COMMENTARY Jobs and Labor

The real reason for the 2008 financial collapse

Sep 15, 2013 2 min read

Former Director, Center for Data Analysis

Norbert Michel studied and wrote about financial markets and monetary policy, including the reform of Fannie Mae and Freddie Mac.

Sept. 15 marks the five-year anniversary of the Lehman Brothers bankruptcy, the supposed spark that set off the financial crisis of 2008. Conventional wisdom holds that it was the federal government's decision against bailing out this investment bank that froze credit markets and sent the economy into the "great recession."

A Wall Street Journal story about the Lehman collapse was titled "The Weekend That Wall Street Died." Much like Mark Twain, though, the reports of Wall Street's demise were greatly exaggerated. The truth is, Lehman Brothers should not have been bailed out and its bankruptcy was far from the cause of the crisis.

For some reason, we're supposed to believe that if only the government had kept this "systemically important" institution from failing, we'd have been spared from the disastrous crisis and the so-called "great recession." This is false.

The key policy failure was most likely regulators' decision in favor of bailing out Bear Sterns, a (smaller) competing investment bank, rather than their decision against saving Lehman. The Bear Sterns bailout set the expectation that Lehman would also be bailed out. Going forward, investors and creditors surely expected, at the very least, the government to minimize their losses.

In fact, two potential buyers of Lehman walked away from negotiations when they were unable to secure the same government promises given to JPMorgan Chase in their acquisition of Bear Sterns. It was the inconsistent treatment of the two investment banks — not simply the act of letting Lehman file bankruptcy — that was the main problem.

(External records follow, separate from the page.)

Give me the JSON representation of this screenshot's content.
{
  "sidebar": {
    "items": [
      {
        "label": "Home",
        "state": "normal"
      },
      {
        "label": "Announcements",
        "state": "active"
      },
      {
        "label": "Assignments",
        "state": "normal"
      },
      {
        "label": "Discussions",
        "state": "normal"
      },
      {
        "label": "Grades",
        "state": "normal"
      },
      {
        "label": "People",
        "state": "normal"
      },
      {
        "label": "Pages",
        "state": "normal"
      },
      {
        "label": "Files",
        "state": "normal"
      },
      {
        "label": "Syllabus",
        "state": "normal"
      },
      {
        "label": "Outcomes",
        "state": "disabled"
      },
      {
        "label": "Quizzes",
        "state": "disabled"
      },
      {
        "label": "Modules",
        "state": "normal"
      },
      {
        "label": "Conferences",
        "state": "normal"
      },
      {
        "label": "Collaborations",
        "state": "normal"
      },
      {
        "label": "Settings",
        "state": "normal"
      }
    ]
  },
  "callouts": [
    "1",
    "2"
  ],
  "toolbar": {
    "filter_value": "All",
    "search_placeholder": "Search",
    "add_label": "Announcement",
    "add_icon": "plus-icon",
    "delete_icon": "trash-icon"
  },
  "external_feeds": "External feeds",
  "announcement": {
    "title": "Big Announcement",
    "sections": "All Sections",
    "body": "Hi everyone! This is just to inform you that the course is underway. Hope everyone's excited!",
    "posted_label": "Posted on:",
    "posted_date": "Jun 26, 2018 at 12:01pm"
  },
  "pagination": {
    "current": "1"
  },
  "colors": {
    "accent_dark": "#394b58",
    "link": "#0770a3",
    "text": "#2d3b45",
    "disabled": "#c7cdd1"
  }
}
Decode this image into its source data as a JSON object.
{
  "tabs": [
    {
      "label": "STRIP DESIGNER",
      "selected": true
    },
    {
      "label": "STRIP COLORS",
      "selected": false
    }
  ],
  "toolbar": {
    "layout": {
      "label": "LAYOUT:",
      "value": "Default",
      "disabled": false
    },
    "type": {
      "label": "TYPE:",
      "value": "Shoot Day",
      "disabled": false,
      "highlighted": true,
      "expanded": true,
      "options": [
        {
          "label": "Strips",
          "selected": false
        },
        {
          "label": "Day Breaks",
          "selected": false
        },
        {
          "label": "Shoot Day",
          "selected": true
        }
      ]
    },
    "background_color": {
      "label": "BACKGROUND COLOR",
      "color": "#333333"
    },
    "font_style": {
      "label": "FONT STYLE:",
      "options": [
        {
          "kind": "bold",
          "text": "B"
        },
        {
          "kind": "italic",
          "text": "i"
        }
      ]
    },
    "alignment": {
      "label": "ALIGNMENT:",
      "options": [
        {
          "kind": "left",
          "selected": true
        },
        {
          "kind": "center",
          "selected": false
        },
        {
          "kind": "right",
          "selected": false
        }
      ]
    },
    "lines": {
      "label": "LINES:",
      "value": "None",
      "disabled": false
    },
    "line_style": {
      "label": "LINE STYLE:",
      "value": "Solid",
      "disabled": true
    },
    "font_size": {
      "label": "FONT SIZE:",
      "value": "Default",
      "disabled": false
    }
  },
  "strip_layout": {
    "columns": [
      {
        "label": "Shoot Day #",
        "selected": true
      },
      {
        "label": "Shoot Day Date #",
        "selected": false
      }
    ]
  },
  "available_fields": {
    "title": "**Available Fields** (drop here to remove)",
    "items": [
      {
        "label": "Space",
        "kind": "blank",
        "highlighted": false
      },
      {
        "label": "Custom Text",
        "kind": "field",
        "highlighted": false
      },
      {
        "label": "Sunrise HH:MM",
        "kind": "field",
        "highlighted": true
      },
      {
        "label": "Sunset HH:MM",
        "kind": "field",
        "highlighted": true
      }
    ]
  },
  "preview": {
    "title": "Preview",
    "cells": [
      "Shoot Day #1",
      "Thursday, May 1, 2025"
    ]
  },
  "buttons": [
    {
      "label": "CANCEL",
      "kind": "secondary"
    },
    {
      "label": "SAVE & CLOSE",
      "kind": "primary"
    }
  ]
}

The decision to allow Lehman to enter into bankruptcy did not set off an economic nuclear reaction. And it was nothing compared to the government's incoherent response to market turmoil. Going before Congress, Fed Chairman Ben Bernanke and Treasury Secretary Hank Paulson basically said: We need $700 billion to fix the problem, but we can't tell you why, and we can't tell you what we're going to do with the money.

It's not much of surprise, then, that economist John Taylor (former undersecretary of the Treasury) found the market reacted more harshly to this request than to Lehman's failure. There's also ample evidence the economy was in trouble long before Lehman filed bankruptcy.

It's well documented that various interest rate spreads — measures of perceived risk in the markets — were heightened during the last half of 2007, nearly one full year before the Lehman collapse. Defaults on subprime mortgages had risen to a four-year high by the first quarter of 2007. Both personal consumption expenditures and civilian employment began downward trends by the last quarter of 2007.

There's no doubt that the Federal Reserve saw these dangers well before Lehman failed. In an effort to head off an economic downturn, the Fed moved aggressively (by lowering its key interest rate target) from September 2007 to January 2008.

Contrary to conventional wisdom, the decision to let Lehman Brothers fail did not cause the financial crisis and the so-called great recession. It's likely that the government's decision to bail out Bear Sterns upset markets more than Lehman's bankruptcy. Lehman's failure was caused by the main driver behind the whole financial crisis: investing an enormous sum of borrowed money in worthless securities.

The notion that allowing Lehman to file bankruptcy caused the financial crisis is both wrong and dangerous. The danger in this myth is that it perpetuates the policy of bailing out financial institutions with taxpayer money. Plus, it allows policymakers who contributed to the crisis to escape responsibility for their actions.

If congressional leaders want to calm markets, they should end the too-big-to-fail doctrine once and for all.

- Norbert J. Michel is a research fellow in financial regulations at The Heritage Foundation.

Originally distributed by the McClatchy-Tribune wire service.